The Lawsuits Are "Heating Up"
By Hadley Heath
This fall, while temperatures are dropping outdoors, the legal challenges to health care reform are just warming up. So far, the media spotlight has been on the two cases that involve states as Plaintiffs: the Virginia case and the Florida case. But this week USA Today is running a lengthy story from Kaiser Health News that recognizes the wide span of cases across the country, and the involvement of many various Plaintiffs. From the article:
In attacking the law in the courts, Sissel [of Sissel v. DHHS] has plenty of company. A number of interest groups, state officials and ordinary citizens are seeking to have the health care law struck down in federal court, and action is heating up.
Who knew a law could evoke challenges from so many different groups? Doctors groups, business groups, religious groups, and “ordinary citizens” as Plaintiffs all have one thing in common: They care deeply about following the guidelines set forth in the Constitution. They believe the health care reform of March 2010 violates those guidelines.
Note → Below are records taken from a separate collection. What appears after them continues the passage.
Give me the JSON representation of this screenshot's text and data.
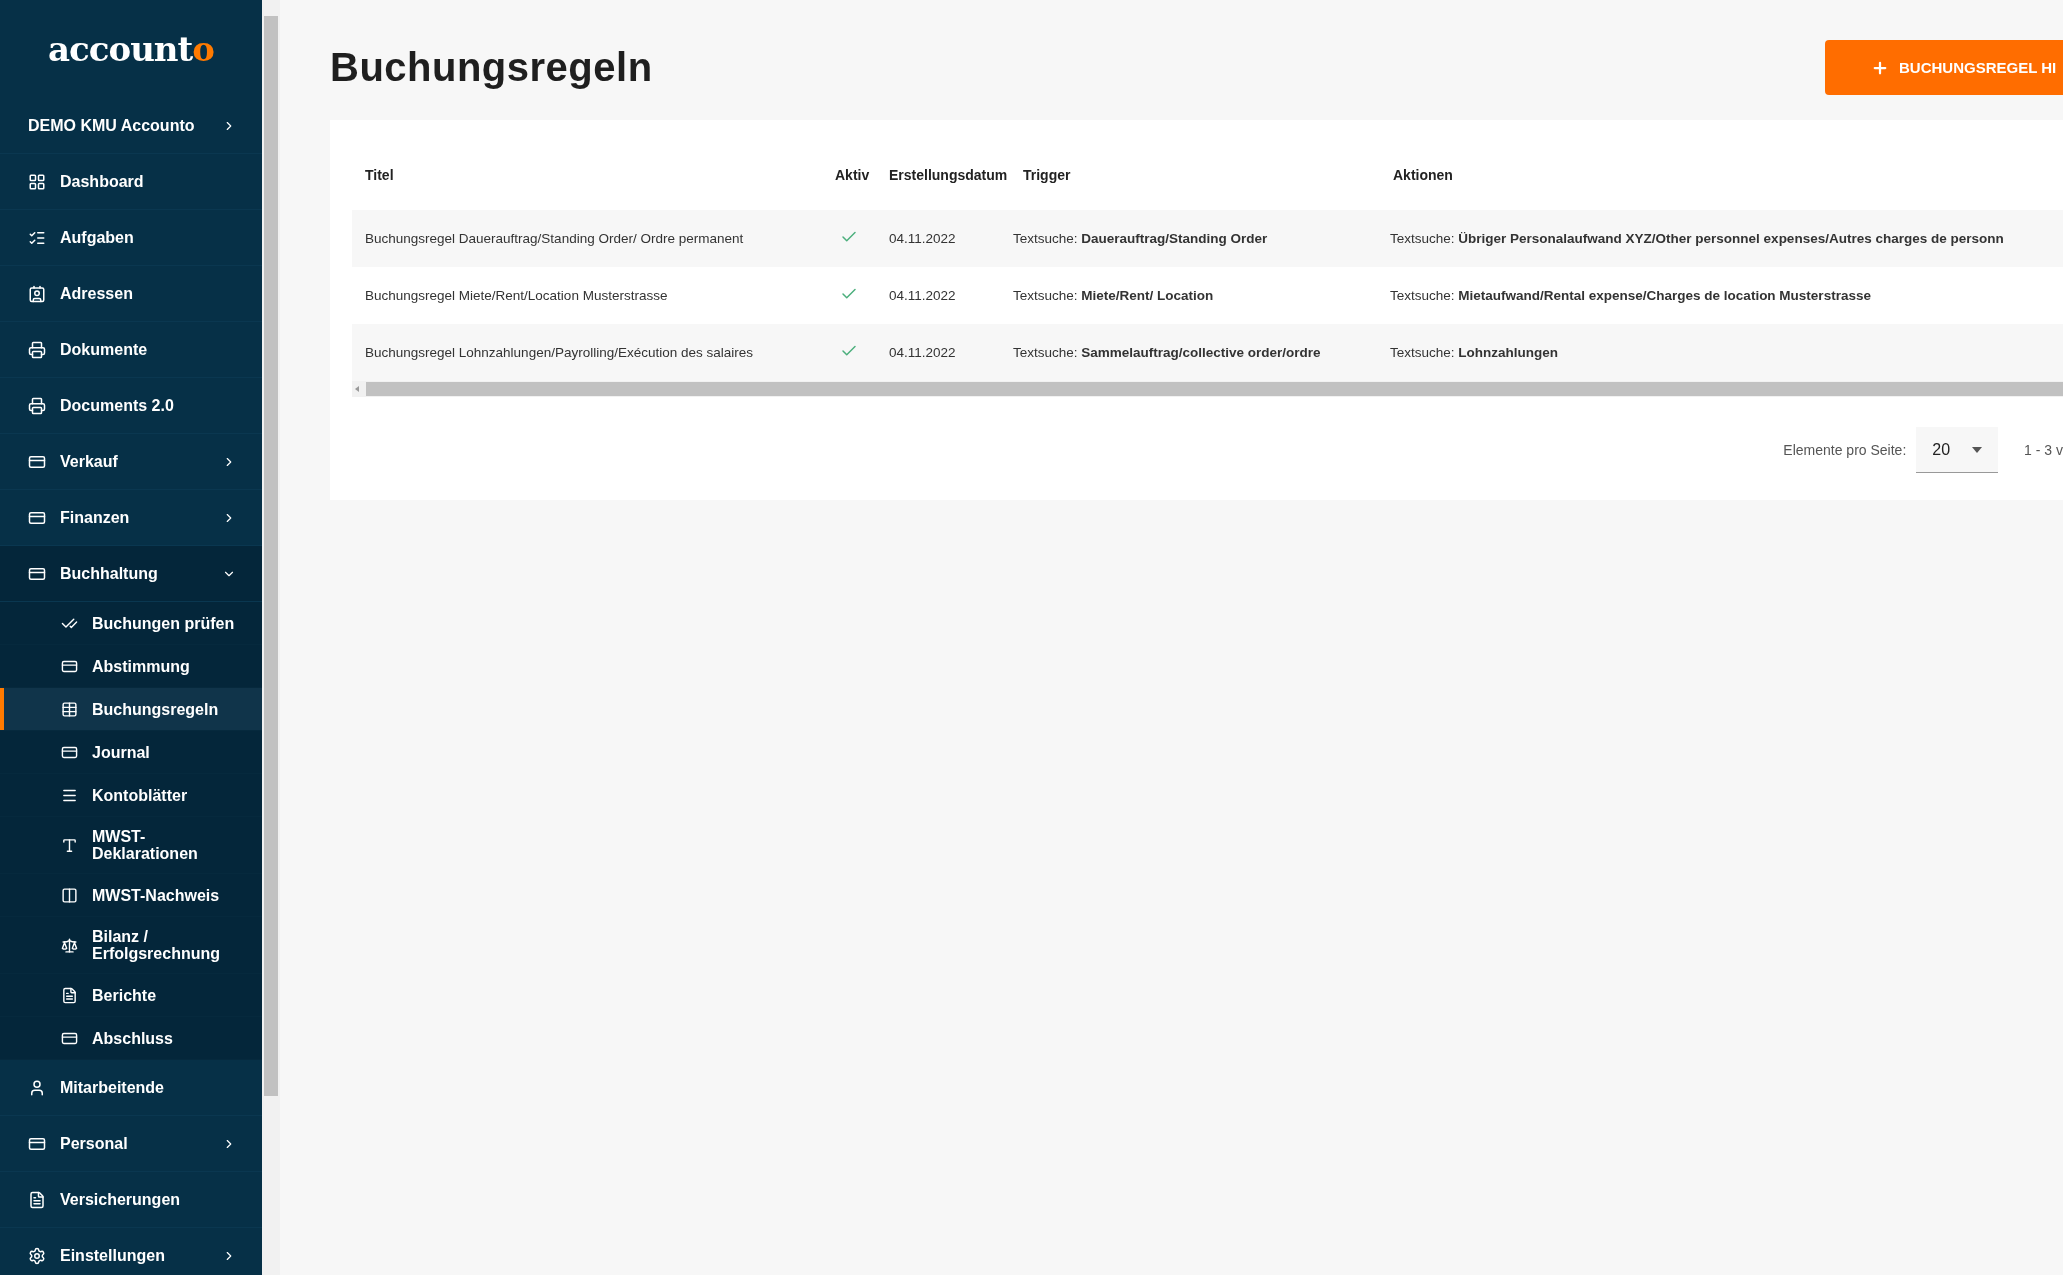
{
  "sidebar": {
    "logo": "accounto",
    "items": [
      {
        "kind": "group",
        "label": "DEMO KMU Accounto",
        "expanded": false,
        "selected": false
      },
      {
        "kind": "link",
        "label": "Dashboard",
        "selected": false
      },
      {
        "kind": "link",
        "label": "Aufgaben",
        "selected": false
      },
      {
        "kind": "link",
        "label": "Adressen",
        "selected": false
      },
      {
        "kind": "link",
        "label": "Dokumente",
        "selected": false
      },
      {
        "kind": "link",
        "label": "Documents 2.0",
        "selected": false
      },
      {
        "kind": "group",
        "label": "Verkauf",
        "expanded": false,
        "selected": false
      },
      {
        "kind": "group",
        "label": "Finanzen",
        "expanded": false,
        "selected": false
      },
      {
        "kind": "group",
        "label": "Buchhaltung",
        "expanded": true,
        "selected": false,
        "children": [
          {
            "label": "Buchungen prüfen",
            "selected": false
          },
          {
            "label": "Abstimmung",
            "selected": false
          },
          {
            "label": "Buchungsregeln",
            "selected": true
          },
          {
            "label": "Journal",
            "selected": false
          },
          {
            "label": "Kontoblätter",
            "selected": false
          },
          {
            "label": "MWST-\nDeklarationen",
            "selected": false
          },
          {
            "label": "MWST-Nachweis",
            "selected": false
          },
          {
            "label": "Bilanz /\nErfolgsrechnung",
            "selected": false
          },
          {
            "label": "Berichte",
            "selected": false
          },
          {
            "label": "Abschluss",
            "selected": false
          }
        ]
      },
      {
        "kind": "link",
        "label": "Mitarbeitende",
        "selected": false
      },
      {
        "kind": "group",
        "label": "Personal",
        "expanded": false,
        "selected": false
      },
      {
        "kind": "link",
        "label": "Versicherungen",
        "selected": false
      },
      {
        "kind": "group",
        "label": "Einstellungen",
        "expanded": false,
        "selected": false
      }
    ]
  },
  "page": {
    "title": "Buchungsregeln",
    "add_button": "BUCHUNGSREGEL HI"
  },
  "table": {
    "columns": [
      "Titel",
      "Aktiv",
      "Erstellungsdatum",
      "Trigger",
      "Aktionen"
    ],
    "rows": [
      {
        "title": "Buchungsregel Dauerauftrag/Standing Order/ Ordre permanent",
        "active": true,
        "date": "04.11.2022",
        "trigger": "Textsuche: **Dauerauftrag/Standing Order**",
        "action": "Textsuche: **Übriger Personalaufwand XYZ/Other personnel expenses/Autres charges de personn**"
      },
      {
        "title": "Buchungsregel Miete/Rent/Location Musterstrasse",
        "active": true,
        "date": "04.11.2022",
        "trigger": "Textsuche: **Miete/Rent/ Location**",
        "action": "Textsuche: **Mietaufwand/Rental expense/Charges de location Musterstrasse**"
      },
      {
        "title": "Buchungsregel Lohnzahlungen/Payrolling/Exécution des salaires",
        "active": true,
        "date": "04.11.2022",
        "trigger": "Textsuche: **Sammelauftrag/collective order/ordre**",
        "action": "Textsuche: **Lohnzahlungen**"
      }
    ]
  },
  "pagination": {
    "label": "Elemente pro Seite:",
    "page_size": "20",
    "range": "1 - 3 v"
  }
}
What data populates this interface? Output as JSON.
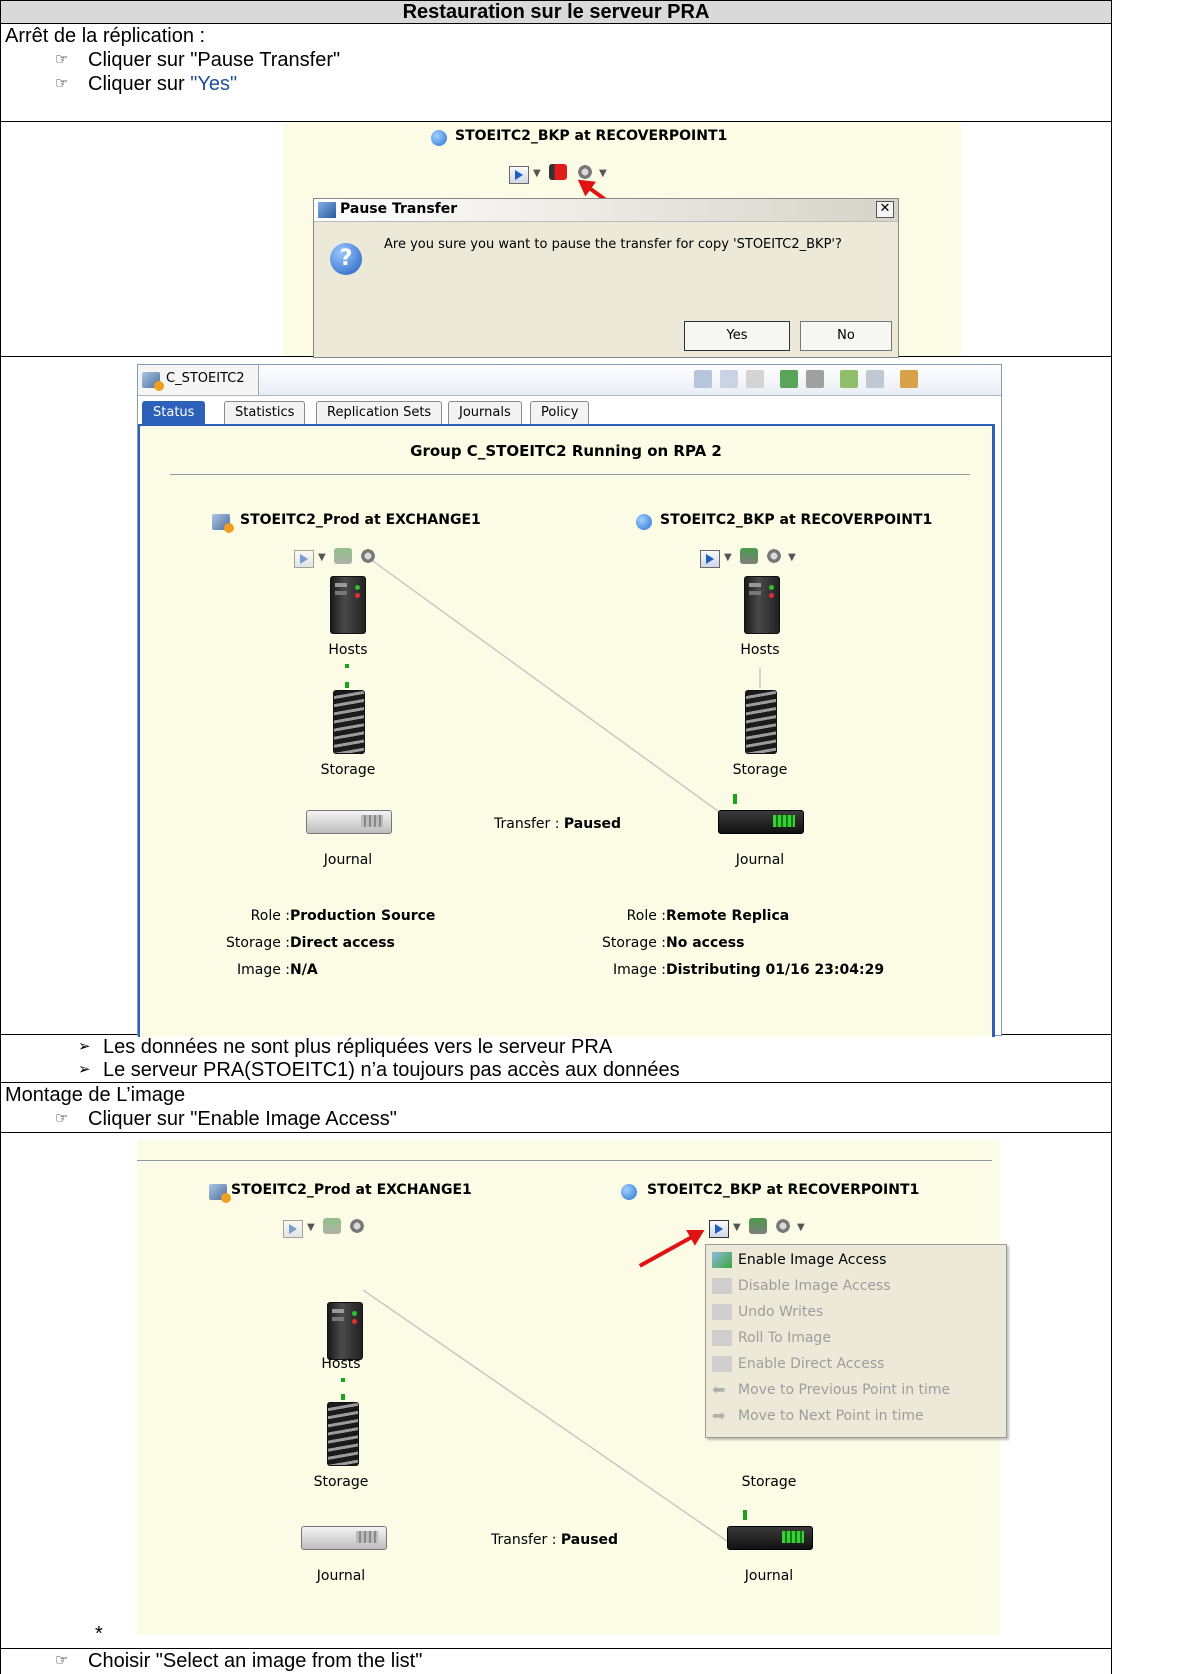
{
  "header": {
    "title": "Restauration sur le serveur PRA"
  },
  "section1": {
    "intro": "Arrêt de la réplication :",
    "step1": "Cliquer sur \"Pause Transfer\"",
    "step2_prefix": "Cliquer sur ",
    "step2_link": "\"Yes\""
  },
  "shot1": {
    "copy_title": "STOEITC2_BKP at RECOVERPOINT1",
    "dialog_title": "Pause Transfer",
    "dialog_text": "Are you sure you want to pause the transfer for copy 'STOEITC2_BKP'?",
    "yes": "Yes",
    "no": "No"
  },
  "shot2": {
    "window_title": "C_STOEITC2",
    "tabs": [
      "Status",
      "Statistics",
      "Replication Sets",
      "Journals",
      "Policy"
    ],
    "group_title": "Group C_STOEITC2 Running on  RPA 2",
    "left_title": "STOEITC2_Prod at EXCHANGE1",
    "right_title": "STOEITC2_BKP at RECOVERPOINT1",
    "hosts": "Hosts",
    "storage": "Storage",
    "journal": "Journal",
    "transfer_label": "Transfer : ",
    "transfer_value": "Paused",
    "left_info": [
      {
        "k": "Role : ",
        "v": "Production Source"
      },
      {
        "k": "Storage : ",
        "v": "Direct access"
      },
      {
        "k": "Image : ",
        "v": "N/A"
      }
    ],
    "right_info": [
      {
        "k": "Role : ",
        "v": "Remote Replica"
      },
      {
        "k": "Storage : ",
        "v": "No access"
      },
      {
        "k": "Image : ",
        "v": "Distributing 01/16 23:04:29"
      }
    ]
  },
  "notes": [
    "Les données ne sont plus répliquées vers le serveur PRA",
    "Le serveur PRA(STOEITC1) n’a toujours pas accès aux données"
  ],
  "section2": {
    "intro": "Montage de L’image",
    "step1": "Cliquer sur \"Enable Image Access\""
  },
  "shot3": {
    "left_title": "STOEITC2_Prod at EXCHANGE1",
    "right_title": "STOEITC2_BKP at RECOVERPOINT1",
    "hosts": "Hosts",
    "storage": "Storage",
    "journal": "Journal",
    "transfer_label": "Transfer : ",
    "transfer_value": "Paused",
    "menu": [
      "Enable Image Access",
      "Disable Image Access",
      "Undo Writes",
      "Roll To Image",
      "Enable Direct Access",
      "Move to Previous Point in time",
      "Move to Next Point in time"
    ],
    "asterisk": "*"
  },
  "section3": {
    "step1": "Choisir \"Select an image from the list\""
  }
}
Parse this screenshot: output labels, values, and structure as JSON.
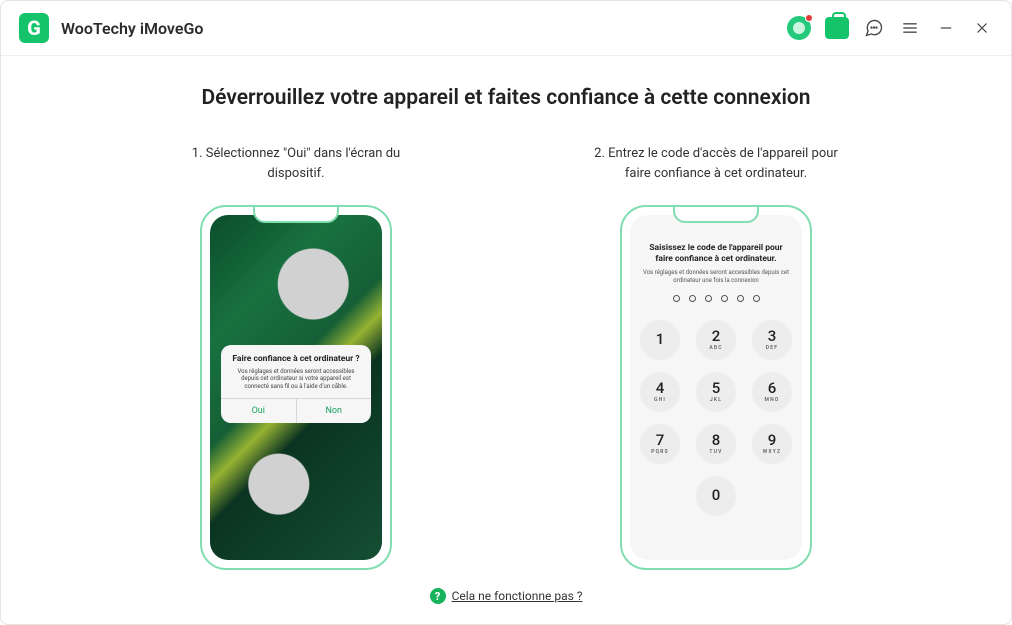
{
  "header": {
    "app_title": "WooTechy iMoveGo",
    "logo_letter": "G"
  },
  "page": {
    "title": "Déverrouillez votre appareil et faites confiance à cette connexion",
    "help_link": "Cela ne fonctionne pas ?"
  },
  "step1": {
    "instruction": "1. Sélectionnez \"Oui\" dans l'écran du dispositif.",
    "dialog_title": "Faire confiance à cet ordinateur ?",
    "dialog_message": "Vos réglages et données seront accessibles depuis cet ordinateur si votre appareil est connecté sans fil ou à l'aide d'un câble.",
    "btn_yes": "Oui",
    "btn_no": "Non"
  },
  "step2": {
    "instruction": "2. Entrez le code d'accès de l'appareil pour faire confiance à cet ordinateur.",
    "pass_title": "Saisissez le code de l'appareil pour faire confiance à cet ordinateur.",
    "pass_sub": "Vos réglages et données seront accessibles depuis cet ordinateur une fois la connexion",
    "keys": {
      "k1n": "1",
      "k1l": "",
      "k2n": "2",
      "k2l": "ABC",
      "k3n": "3",
      "k3l": "DEF",
      "k4n": "4",
      "k4l": "GHI",
      "k5n": "5",
      "k5l": "JKL",
      "k6n": "6",
      "k6l": "MNO",
      "k7n": "7",
      "k7l": "PQRS",
      "k8n": "8",
      "k8l": "TUV",
      "k9n": "9",
      "k9l": "WXYZ",
      "k0n": "0",
      "k0l": ""
    }
  }
}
And they won’t rest until their rights are considered before the Supreme Court.
And that’s exactly where it looks like this battle is headed – SCOTUS. Sooner or later, one of these 20+ cases (or perhaps a case that is yet to be filed), will make it there. And when the time comes for all Americans to tune in and wait for a decision, you’ll want to know what issues are at stake.
The story in USA Today says the Constitutional issues in the cases are pretty similar:
In many cases, the lawsuits make similar arguments. Several contend, for example, that a provision of the law requiring most people without health insurance to get coverage or pay a penalty exceeds the power of Congress to regulate interstate commerce under the Constitution.
This is true. Many of the cases focus in on the individual mandate. But most of the Complaints (trust me, I’ve read them all) list multiple counts that include a variety of Constitutional violations in the health reform law.
On the day of his inauguration, Barack Obama said, “The question we ask today is not whether our government is too big or too small but whether it works.” I believe that the Plaintiffs who bring these cases against the health reform law would ask this question: Does it work within the parameters of the U.S. Constitution?
It’s better to hear the arguments of these cases and come to an informed, Constitution-based decision than to rush to support (or oppose) the legislation on political grounds. While the emotions and energy attached to these lawsuits run hot, let’s keep our heads cool and remember the great authority and great history of the U.S. Constitution. Any potential violation of it is to be weighed seriously.